ACTIVITY:
Copy each line from the entries that the word "datos" appears in.

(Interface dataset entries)
====
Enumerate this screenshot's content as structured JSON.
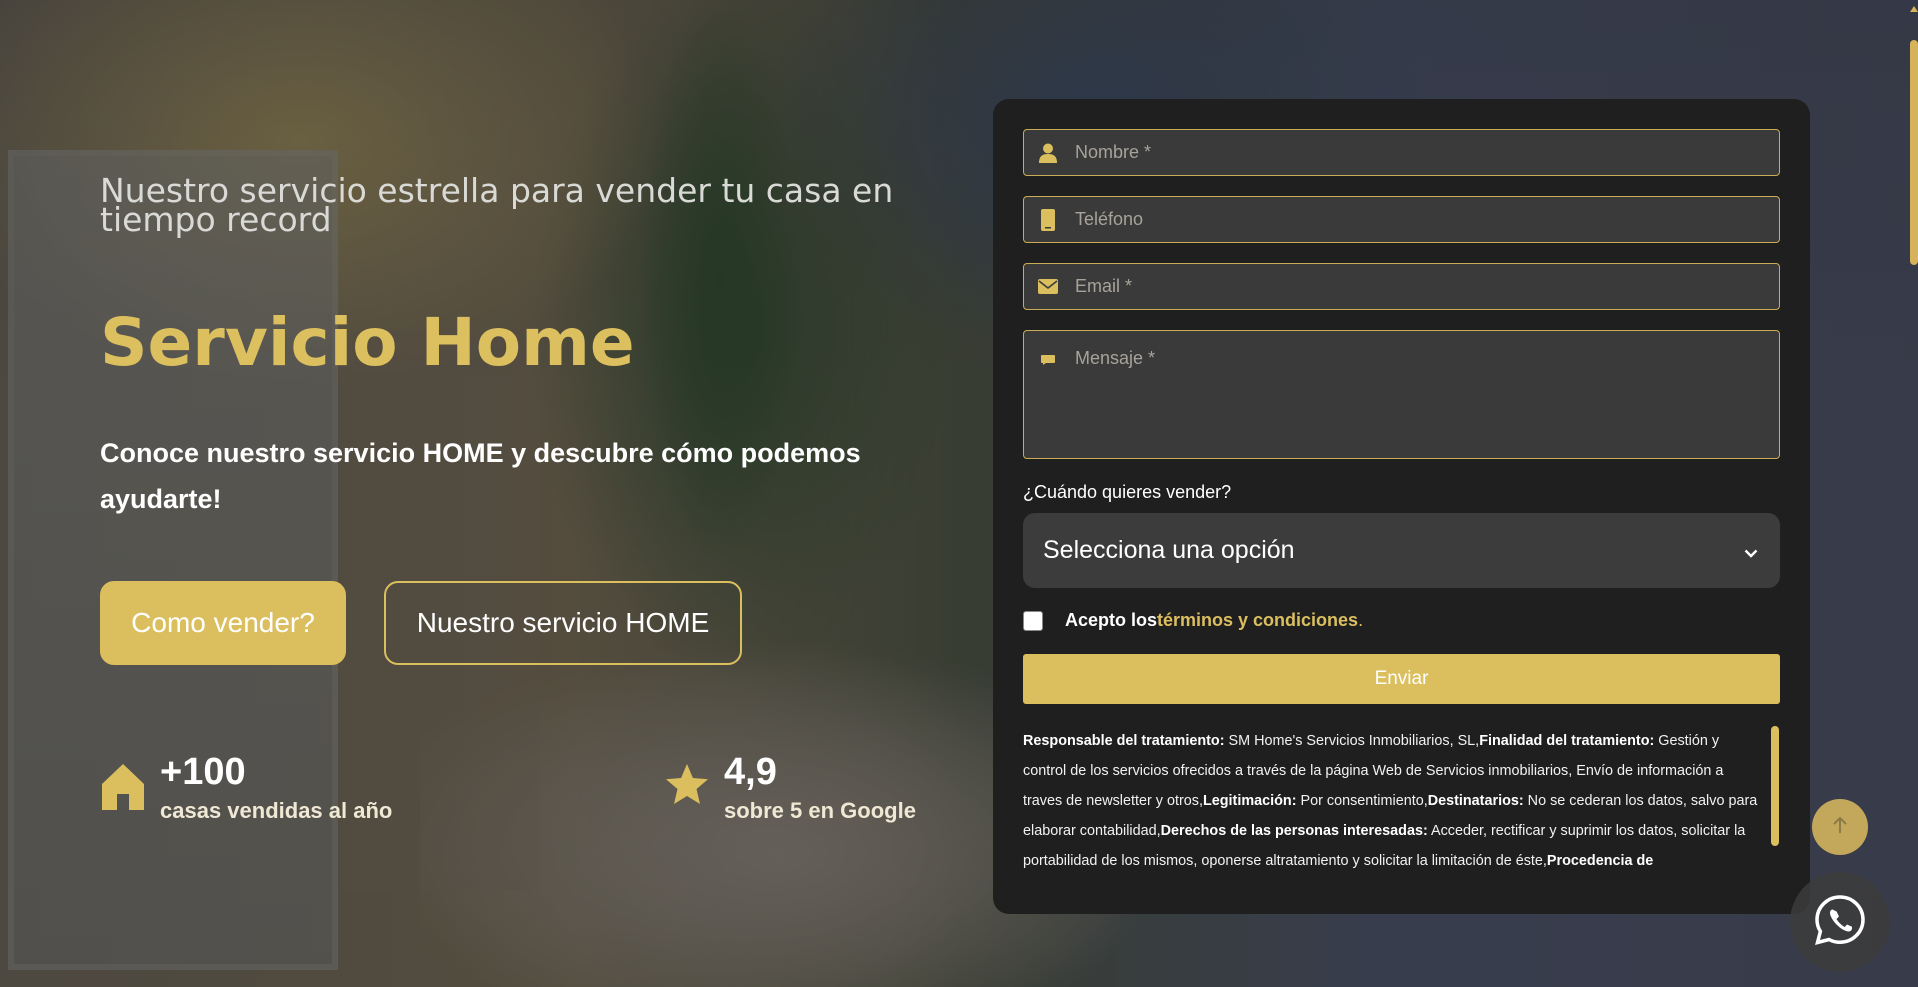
{
  "hero": {
    "tagline": "Nuestro servicio estrella para vender tu casa en tiempo record",
    "title": "Servicio Home",
    "subtitle": "Conoce nuestro servicio HOME y descubre cómo podemos ayudarte!",
    "buttons": {
      "primary_label": "Como vender?",
      "secondary_label": "Nuestro servicio HOME"
    },
    "stats": [
      {
        "icon": "house-icon",
        "value": "+100",
        "label": "casas vendidas al año"
      },
      {
        "icon": "star-icon",
        "value": "4,9",
        "label": "sobre 5 en Google"
      }
    ]
  },
  "form": {
    "name_placeholder": "Nombre *",
    "phone_placeholder": "Teléfono",
    "email_placeholder": "Email *",
    "message_placeholder": "Mensaje *",
    "when_label": "¿Cuándo quieres vender?",
    "select_value": "Selecciona una opción",
    "terms_prefix": "Acepto los ",
    "terms_link": "términos y condiciones",
    "terms_suffix": ".",
    "terms_checked": false,
    "submit_label": "Enviar",
    "legal": [
      {
        "bold": "Responsable del tratamiento:",
        "text": " SM Home's Servicios Inmobiliarios, SL,"
      },
      {
        "bold": "Finalidad del tratamiento:",
        "text": " Gestión y control de los servicios ofrecidos a través de la página Web de Servicios inmobiliarios, Envío de información a traves de newsletter y otros,"
      },
      {
        "bold": "Legitimación:",
        "text": " Por consentimiento,"
      },
      {
        "bold": "Destinatarios:",
        "text": " No se cederan los datos, salvo para elaborar contabilidad,"
      },
      {
        "bold": "Derechos de las personas interesadas:",
        "text": " Acceder, rectificar y suprimir los datos, solicitar la portabilidad de los mismos, oponerse altratamiento y solicitar la limitación de éste,"
      },
      {
        "bold": "Procedencia de",
        "text": ""
      }
    ]
  },
  "colors": {
    "accent": "#dbbf5f",
    "panel": "#1f1f1f",
    "field": "#3a3a3a"
  },
  "widgets": {
    "scroll_top_icon": "arrow-up-icon",
    "whatsapp_icon": "whatsapp-icon"
  }
}
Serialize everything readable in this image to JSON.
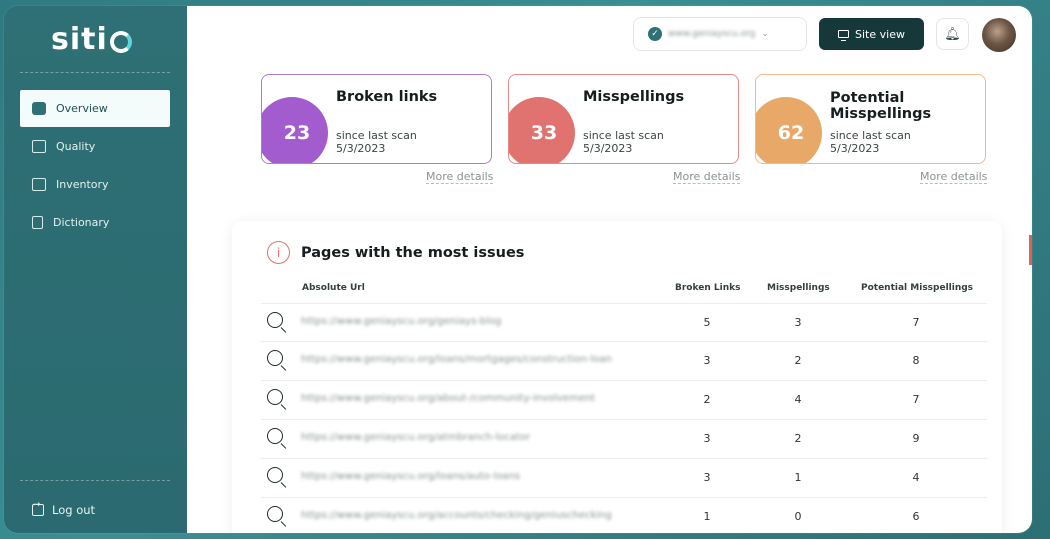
{
  "sidebar": {
    "logo_text": "siti",
    "items": [
      {
        "label": "Overview",
        "icon": "overview-icon",
        "active": true
      },
      {
        "label": "Quality",
        "icon": "quality-icon",
        "active": false
      },
      {
        "label": "Inventory",
        "icon": "inventory-icon",
        "active": false
      },
      {
        "label": "Dictionary",
        "icon": "dictionary-icon",
        "active": false
      }
    ],
    "logout_label": "Log out"
  },
  "header": {
    "domain": "www.geniayscu.org",
    "site_view_label": "Site view",
    "bell_icon": "bell-icon"
  },
  "cards": [
    {
      "title": "Broken links",
      "count": "23",
      "sub1": "since last scan",
      "sub2": "5/3/2023",
      "color": "#a35ccd",
      "border": "#b07ad4",
      "more": "More details"
    },
    {
      "title": "Misspellings",
      "count": "33",
      "sub1": "since last scan",
      "sub2": "5/3/2023",
      "color": "#e0736f",
      "border": "#e48a86",
      "more": "More details"
    },
    {
      "title": "Potential Misspellings",
      "count": "62",
      "sub1": "since last scan",
      "sub2": "5/3/2023",
      "color": "#e8a868",
      "border": "#edbb88",
      "more": "More details"
    }
  ],
  "issues": {
    "title": "Pages with the most issues",
    "columns": [
      "Absolute Url",
      "Broken Links",
      "Misspellings",
      "Potential Misspellings"
    ],
    "rows": [
      {
        "url": "https://www.geniayscu.org/geniays-blog",
        "broken": "5",
        "misspellings": "3",
        "potential": "7"
      },
      {
        "url": "https://www.geniayscu.org/loans/mortgages/construction-loan",
        "broken": "3",
        "misspellings": "2",
        "potential": "8"
      },
      {
        "url": "https://www.geniayscu.org/about-/community-involvement",
        "broken": "2",
        "misspellings": "4",
        "potential": "7"
      },
      {
        "url": "https://www.geniayscu.org/atmbranch-locator",
        "broken": "3",
        "misspellings": "2",
        "potential": "9"
      },
      {
        "url": "https://www.geniayscu.org/loans/auto-loans",
        "broken": "3",
        "misspellings": "1",
        "potential": "4"
      },
      {
        "url": "https://www.geniayscu.org/accounts/checking/geniuschecking",
        "broken": "1",
        "misspellings": "0",
        "potential": "6"
      }
    ]
  }
}
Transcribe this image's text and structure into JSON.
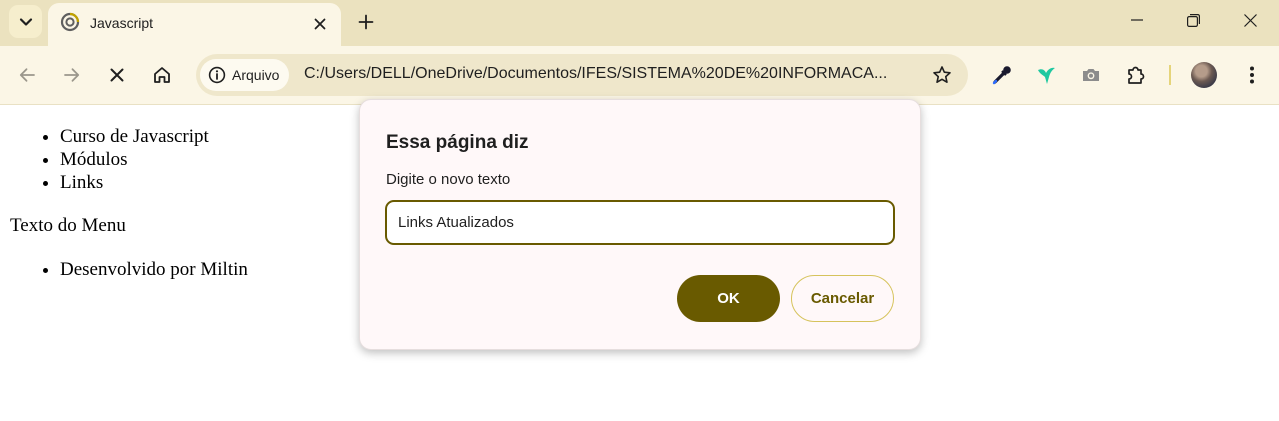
{
  "browser": {
    "tab": {
      "title": "Javascript"
    },
    "address": {
      "site_chip_label": "Arquivo",
      "url": "C:/Users/DELL/OneDrive/Documentos/IFES/SISTEMA%20DE%20INFORMACA..."
    },
    "colors": {
      "frame": "#ebe2bf",
      "toolbar": "#fbf6e6",
      "accent": "#695a00"
    }
  },
  "page": {
    "menu_items": [
      "Curso de Javascript",
      "Módulos",
      "Links"
    ],
    "menu_text": "Texto do Menu",
    "footer_items": [
      "Desenvolvido por Miltin"
    ]
  },
  "dialog": {
    "title": "Essa página diz",
    "message": "Digite o novo texto",
    "input_value": "Links Atualizados",
    "ok_label": "OK",
    "cancel_label": "Cancelar"
  }
}
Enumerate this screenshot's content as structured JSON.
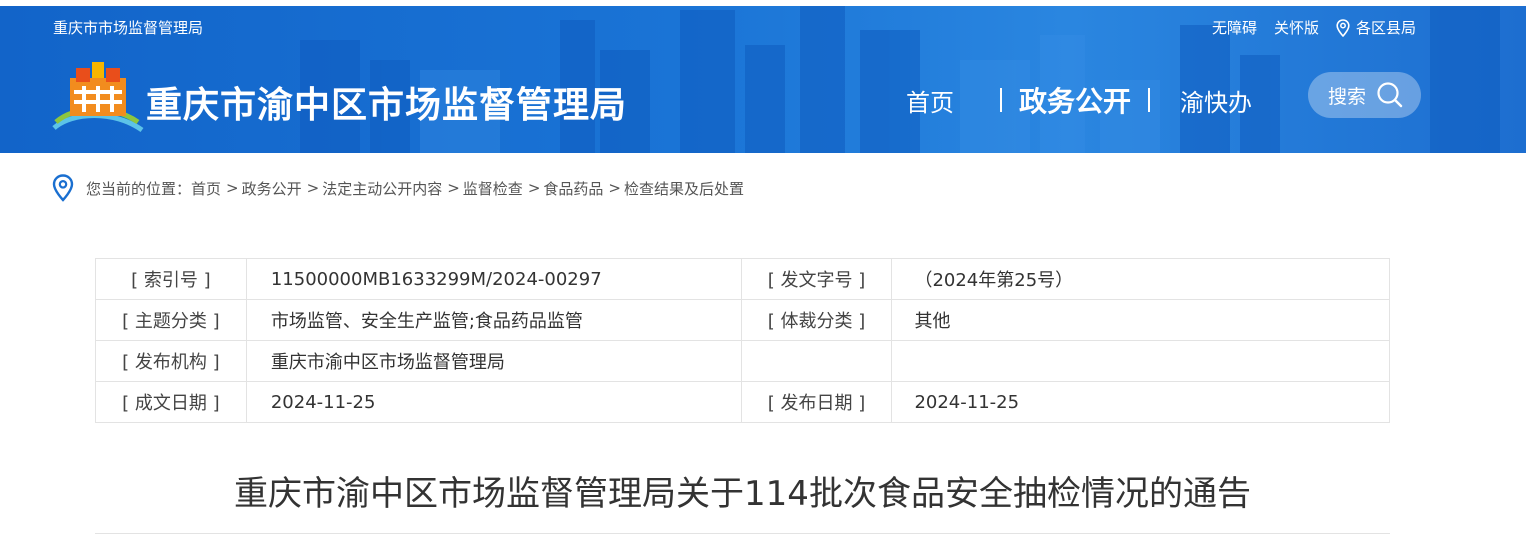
{
  "header": {
    "small_title": "重庆市市场监督管理局",
    "top_links": [
      {
        "label": "无障碍"
      },
      {
        "label": "关怀版"
      },
      {
        "label": "各区县局",
        "icon": "location-pin-icon"
      }
    ],
    "site_title": "重庆市渝中区市场监督管理局",
    "nav": [
      {
        "label": "首页",
        "active": false
      },
      {
        "label": "政务公开",
        "active": true
      },
      {
        "label": "渝快办",
        "active": false
      }
    ],
    "search_label": "搜索",
    "colors": {
      "header_bg": "#1a74d6",
      "text": "#ffffff"
    }
  },
  "breadcrumb": {
    "prefix": "您当前的位置：",
    "items": [
      "首页",
      "政务公开",
      "法定主动公开内容",
      "监督检查",
      "食品药品",
      "检查结果及后处置"
    ],
    "separator": ">"
  },
  "info_table": {
    "rows": [
      {
        "k1": "[ 索引号 ]",
        "v1": "11500000MB1633299M/2024-00297",
        "k2": "[ 发文字号 ]",
        "v2": "（2024年第25号）"
      },
      {
        "k1": "[ 主题分类 ]",
        "v1": "市场监管、安全生产监管;食品药品监管",
        "k2": "[ 体裁分类 ]",
        "v2": "其他"
      },
      {
        "k1": "[ 发布机构 ]",
        "v1": "重庆市渝中区市场监督管理局",
        "k2": "",
        "v2": ""
      },
      {
        "k1": "[ 成文日期 ]",
        "v1": "2024-11-25",
        "k2": "[ 发布日期 ]",
        "v2": "2024-11-25"
      }
    ]
  },
  "article": {
    "title": "重庆市渝中区市场监督管理局关于114批次食品安全抽检情况的通告"
  }
}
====
SOLUTION TO THIS TASK:
        "text": " No se cederan los datos, salvo para elaborar contabilidad,"
        "text": " Acceder, rectificar y suprimir los datos, solicitar la portabilidad de los mismos, oponerse altratamiento y solicitar la limitación de éste,"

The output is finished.